In 1978 she was shot in that eye through a closed door at the Collingwood Housing Commission of Victoria flats, and has worn a glass replacement ever since.
Jo Chandler writes for The Age that Pettingill has a distinctive “nicotine-stained chortle,” especially at the memory of Lenny Rogers (who was actually an undercover policeman by the name of Lachlan McCulloch) whose testicles she offered to buy, unattached, for $20,000. $10,000 each.
Pettingill was the inspiration for Jackie Weaver’s character in Australian crime film, Animal Kingdom, released in 2010. Although it was met with critical acclaim, Weaver herself winning an Academy Award for Best Supporting Actress, Pettingill was hardly a fan.
You can listen to The Pettingill’s: A Family Born of Crime on Australian True Crime, here. Post continues below.
“I’ve seen the movie and I’m not impressed. She’s supposed to have read books about me and studied me for the part, but it doesn’t come off,” she said.
“We’re both short and blonde, but that’s where the similarities end. If this is supposed to be a film about the life of me and my family, it couldn’t be further from the truth.”
Pettingill takes particular issue with Weaver telling her boys to “give her a kiss and then planting one on their mouths.”
“If I’d done that to any of my boys, I’d have copped a smack in the mouth, not a kiss. It was disgusting. No mother behaves like that,” she said.
The Pettingill family is the subject of the most recent episode of Australian True Crime, where Meshel Laurie and Emily Webb explore one of the most infamous criminal families in Australian history.
Born in 1935 to a working class family, Pettingill’s upbringing was far from ordinary. Men came and went. Pettingill grew up believing that her father had died in WWII, but would later discover that he died by suicide.
At 16 years old, Pettingill met Dennis James Ryan and gave birth to her first son, Dennis Allen, who would become one of the most heinous criminals Melbourne has ever known.
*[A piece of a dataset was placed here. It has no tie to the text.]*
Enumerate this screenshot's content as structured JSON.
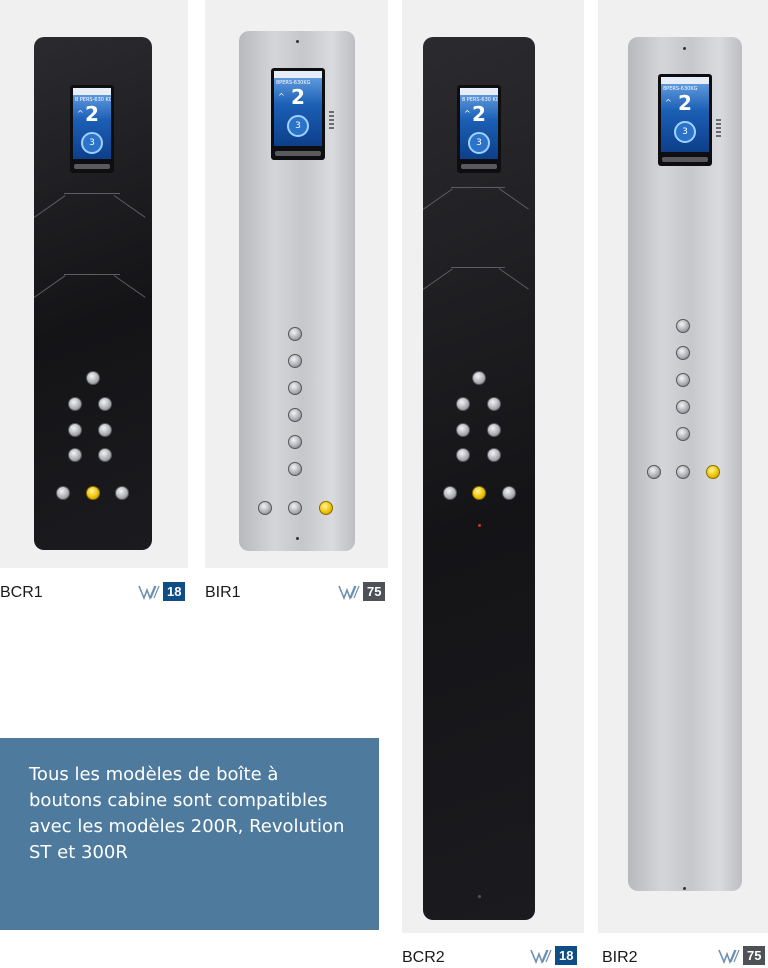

It is believed she went on to have nine more children, six of whom we know about. All ended up with criminal convictions, and three have died.